“I take responsibility for letting Juan run and stable here,” Elliott said. “We have talked about his temper, and he knows how he has to act here. One thing I will say is he runs an immaculate operation. During the festival, we were giving out awards to the best turned-out horse each race, and when Juan had a horse in, he was almost an automatic.”

Elliott is happy how some things have gone this year but knows there is a lot of work to do.

“It looks like we might be up three-quarters of a horse per race this year, and our daily average handle is up about 8 percent,” Elliott said. “I’m pleased with that. I’m disappointed that the Pennsylvania Derby was not elevated to a Grade 1. Our regular stakes also were a bit of a disappointment. You’d get eight and think you were all right, and then they would scratch down to five or four.”

Elliott knows Parx needs to improve its image with bettors.

“Our brand needs to strengthen,” he said. “It won’t happen overnight, but there are a lot of ways to do it. I think the fall festival was a noble attempt, but it also exposed our flaws. The festival will be back, but it will be tweaked.”

As part of the festival agreement, Parx agreed to make $4.4 million in capital improvements for the horsemen. The paddock was renovated over the summer. Beginning Jan. 4, the track will be closed for training for two weeks while a new safety rail is installed.
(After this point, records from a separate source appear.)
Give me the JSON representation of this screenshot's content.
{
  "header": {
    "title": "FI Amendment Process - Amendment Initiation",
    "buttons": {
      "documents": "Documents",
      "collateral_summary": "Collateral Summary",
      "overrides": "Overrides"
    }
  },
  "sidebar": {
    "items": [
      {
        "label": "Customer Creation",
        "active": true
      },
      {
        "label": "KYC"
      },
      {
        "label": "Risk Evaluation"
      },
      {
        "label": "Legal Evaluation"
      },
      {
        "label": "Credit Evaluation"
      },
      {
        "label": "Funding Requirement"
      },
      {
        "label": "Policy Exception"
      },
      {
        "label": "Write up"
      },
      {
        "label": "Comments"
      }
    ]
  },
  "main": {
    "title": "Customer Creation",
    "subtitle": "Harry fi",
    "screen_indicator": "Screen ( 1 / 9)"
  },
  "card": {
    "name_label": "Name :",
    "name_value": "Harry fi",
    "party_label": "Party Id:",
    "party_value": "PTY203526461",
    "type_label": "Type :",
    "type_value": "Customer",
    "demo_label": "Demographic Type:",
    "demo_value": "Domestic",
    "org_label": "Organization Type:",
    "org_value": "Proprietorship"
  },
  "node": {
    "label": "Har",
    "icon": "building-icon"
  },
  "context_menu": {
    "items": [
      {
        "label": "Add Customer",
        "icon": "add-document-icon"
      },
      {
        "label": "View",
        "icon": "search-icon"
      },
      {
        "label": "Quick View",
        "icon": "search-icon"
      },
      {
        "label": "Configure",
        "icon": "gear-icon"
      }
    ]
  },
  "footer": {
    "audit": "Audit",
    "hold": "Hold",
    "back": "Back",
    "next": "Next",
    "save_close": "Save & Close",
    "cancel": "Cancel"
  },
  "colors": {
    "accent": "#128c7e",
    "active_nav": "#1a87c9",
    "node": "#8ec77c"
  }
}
The outside rail will be replaced in the spring.

Elliott played a key role in having shock-wave therapy machines banned from Parx. Shock-wave therapy can have a numbing effect on a horse’s legs.

“I spoke with vets, and the consensus was shock wave is a long-term therapeutic treatment but that it has no place at the racetrack,” Elliott said. “Horses are here to race, and if they need long-term therapy, they probably shouldn’t be here.”

◗ Ramon Preciado is on the verge of winning his second straight Parx training title. Through Tuesday, Preciado was 145 for 452 at Parx, a 32 percent win average. Patricia Farro is second in the standings with 110 wins.

With four cards left in the meet, jockey Frankie Pennington has 119 wins, 14 more than J.D. Acosta. Pennington also led the Parx standings last year and in 2006.

Stan Szczepanski More than 1 year ago
There is something wrong with this track. I went to many tracks ,Parx is a mickey moose track. I can't say mickey mouse . Disney is a first class place.
maherasbay More than 1 year ago
Why are you ignoring their ridiculus takeout rates I seldom bet the track unless I know someone running there
DRFDunleavy More than 1 year ago
Takeout rates are high on some of their wagers for sure. WPS and exactas aren't that bad. Question: Do you play the Laure Park pick five?